*Required action*: Write the data out again, exactly as given.

*Data to process*:
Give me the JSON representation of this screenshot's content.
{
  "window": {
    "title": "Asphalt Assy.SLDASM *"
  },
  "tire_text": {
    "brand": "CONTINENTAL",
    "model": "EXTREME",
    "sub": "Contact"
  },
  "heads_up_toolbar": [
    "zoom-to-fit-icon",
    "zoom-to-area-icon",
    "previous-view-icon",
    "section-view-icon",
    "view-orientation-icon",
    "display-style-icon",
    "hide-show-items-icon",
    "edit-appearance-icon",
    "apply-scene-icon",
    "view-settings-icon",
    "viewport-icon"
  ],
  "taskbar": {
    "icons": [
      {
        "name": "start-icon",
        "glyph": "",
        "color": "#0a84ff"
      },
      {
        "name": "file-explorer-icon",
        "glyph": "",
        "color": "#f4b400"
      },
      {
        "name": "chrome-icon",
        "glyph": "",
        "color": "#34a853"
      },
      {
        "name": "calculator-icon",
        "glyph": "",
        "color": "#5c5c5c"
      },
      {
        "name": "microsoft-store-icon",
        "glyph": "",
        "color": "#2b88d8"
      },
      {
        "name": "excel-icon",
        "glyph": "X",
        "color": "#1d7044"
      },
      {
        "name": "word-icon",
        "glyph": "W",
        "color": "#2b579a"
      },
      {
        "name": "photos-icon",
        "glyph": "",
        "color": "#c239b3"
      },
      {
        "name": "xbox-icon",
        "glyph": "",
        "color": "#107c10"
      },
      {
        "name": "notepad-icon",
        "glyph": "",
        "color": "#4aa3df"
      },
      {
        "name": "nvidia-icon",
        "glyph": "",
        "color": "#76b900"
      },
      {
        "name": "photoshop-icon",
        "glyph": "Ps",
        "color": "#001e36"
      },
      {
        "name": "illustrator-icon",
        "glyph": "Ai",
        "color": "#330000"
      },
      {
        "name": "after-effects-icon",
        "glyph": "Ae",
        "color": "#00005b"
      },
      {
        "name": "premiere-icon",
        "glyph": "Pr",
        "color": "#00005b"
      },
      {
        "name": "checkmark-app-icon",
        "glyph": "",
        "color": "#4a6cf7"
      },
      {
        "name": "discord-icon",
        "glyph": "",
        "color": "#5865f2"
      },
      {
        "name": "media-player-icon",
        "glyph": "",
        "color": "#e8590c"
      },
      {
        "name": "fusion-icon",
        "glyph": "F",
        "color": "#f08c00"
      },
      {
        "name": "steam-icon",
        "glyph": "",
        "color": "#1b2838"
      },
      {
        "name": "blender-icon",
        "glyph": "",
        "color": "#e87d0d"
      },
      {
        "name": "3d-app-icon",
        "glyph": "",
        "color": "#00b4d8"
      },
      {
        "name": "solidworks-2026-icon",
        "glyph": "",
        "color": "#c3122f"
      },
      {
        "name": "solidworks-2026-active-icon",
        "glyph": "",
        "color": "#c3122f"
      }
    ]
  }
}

*Result*:
Give me the JSON representation of this screenshot's content.
{
  "window": {
    "title": "Asphalt Assy.SLDASM *"
  },
  "tire_text": {
    "brand": "CONTINENTAL",
    "model": "EXTREME",
    "sub": "Contact"
  },
  "heads_up_toolbar": [
    "zoom-to-fit-icon",
    "zoom-to-area-icon",
    "previous-view-icon",
    "section-view-icon",
    "view-orientation-icon",
    "display-style-icon",
    "hide-show-items-icon",
    "edit-appearance-icon",
    "apply-scene-icon",
    "view-settings-icon",
    "viewport-icon"
  ],
  "taskbar": {
    "icons": [
      {
        "name": "start-icon",
        "glyph": "",
        "color": "#0a84ff"
      },
      {
        "name": "file-explorer-icon",
        "glyph": "",
        "color": "#f4b400"
      },
      {
        "name": "chrome-icon",
        "glyph": "",
        "color": "#34a853"
      },
      {
        "name": "calculator-icon",
        "glyph": "",
        "color": "#5c5c5c"
      },
      {
        "name": "microsoft-store-icon",
        "glyph": "",
        "color": "#2b88d8"
      },
      {
        "name": "excel-icon",
        "glyph": "X",
        "color": "#1d7044"
      },
      {
        "name": "word-icon",
        "glyph": "W",
        "color": "#2b579a"
      },
      {
        "name": "photos-icon",
        "glyph": "",
        "color": "#c239b3"
      },
      {
        "name": "xbox-icon",
        "glyph": "",
        "color": "#107c10"
      },
      {
        "name": "notepad-icon",
        "glyph": "",
        "color": "#4aa3df"
      },
      {
        "name": "nvidia-icon",
        "glyph": "",
        "color": "#76b900"
      },
      {
        "name": "photoshop-icon",
        "glyph": "Ps",
        "color": "#001e36"
      },
      {
        "name": "illustrator-icon",
        "glyph": "Ai",
        "color": "#330000"
      },
      {
        "name": "after-effects-icon",
        "glyph": "Ae",
        "color": "#00005b"
      },
      {
        "name": "premiere-icon",
        "glyph": "Pr",
        "color": "#00005b"
      },
      {
        "name": "checkmark-app-icon",
        "glyph": "",
        "color": "#4a6cf7"
      },
      {
        "name": "discord-icon",
        "glyph": "",
        "color": "#5865f2"
      },
      {
        "name": "media-player-icon",
        "glyph": "",
        "color": "#e8590c"
      },
      {
        "name": "fusion-icon",
        "glyph": "F",
        "color": "#f08c00"
      },
      {
        "name": "steam-icon",
        "glyph": "",
        "color": "#1b2838"
      },
      {
        "name": "blender-icon",
        "glyph": "",
        "color": "#e87d0d"
      },
      {
        "name": "3d-app-icon",
        "glyph": "",
        "color": "#00b4d8"
      },
      {
        "name": "solidworks-2026-icon",
        "glyph": "",
        "color": "#c3122f"
      },
      {
        "name": "solidworks-2026-active-icon",
        "glyph": "",
        "color": "#c3122f"
      }
    ]
  }
}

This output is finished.